● **BRIEF**:
Every line below that has the string "Deliklíçınar" needs to be copied.

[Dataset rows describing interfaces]
------------------------------------------------
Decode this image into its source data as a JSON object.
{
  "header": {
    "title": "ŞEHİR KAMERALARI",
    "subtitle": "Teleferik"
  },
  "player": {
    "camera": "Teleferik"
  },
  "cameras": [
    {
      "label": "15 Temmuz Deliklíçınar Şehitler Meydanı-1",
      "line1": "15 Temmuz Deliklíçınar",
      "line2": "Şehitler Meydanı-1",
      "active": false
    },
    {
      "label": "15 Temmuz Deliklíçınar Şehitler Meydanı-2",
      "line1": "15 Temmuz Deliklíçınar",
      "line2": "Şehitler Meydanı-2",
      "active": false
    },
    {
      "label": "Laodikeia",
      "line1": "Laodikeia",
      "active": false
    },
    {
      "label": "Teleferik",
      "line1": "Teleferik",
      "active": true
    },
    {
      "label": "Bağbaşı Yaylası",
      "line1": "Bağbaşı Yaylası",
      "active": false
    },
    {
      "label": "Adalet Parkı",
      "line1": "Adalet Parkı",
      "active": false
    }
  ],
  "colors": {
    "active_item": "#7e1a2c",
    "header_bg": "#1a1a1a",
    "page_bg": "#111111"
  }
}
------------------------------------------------
● **OUTPUT**:
      "label": "15 Temmuz Deliklíçınar Şehitler Meydanı-1",
      "line1": "15 Temmuz Deliklíçınar",
      "label": "15 Temmuz Deliklíçınar Şehitler Meydanı-2",
      "line1": "15 Temmuz Deliklíçınar",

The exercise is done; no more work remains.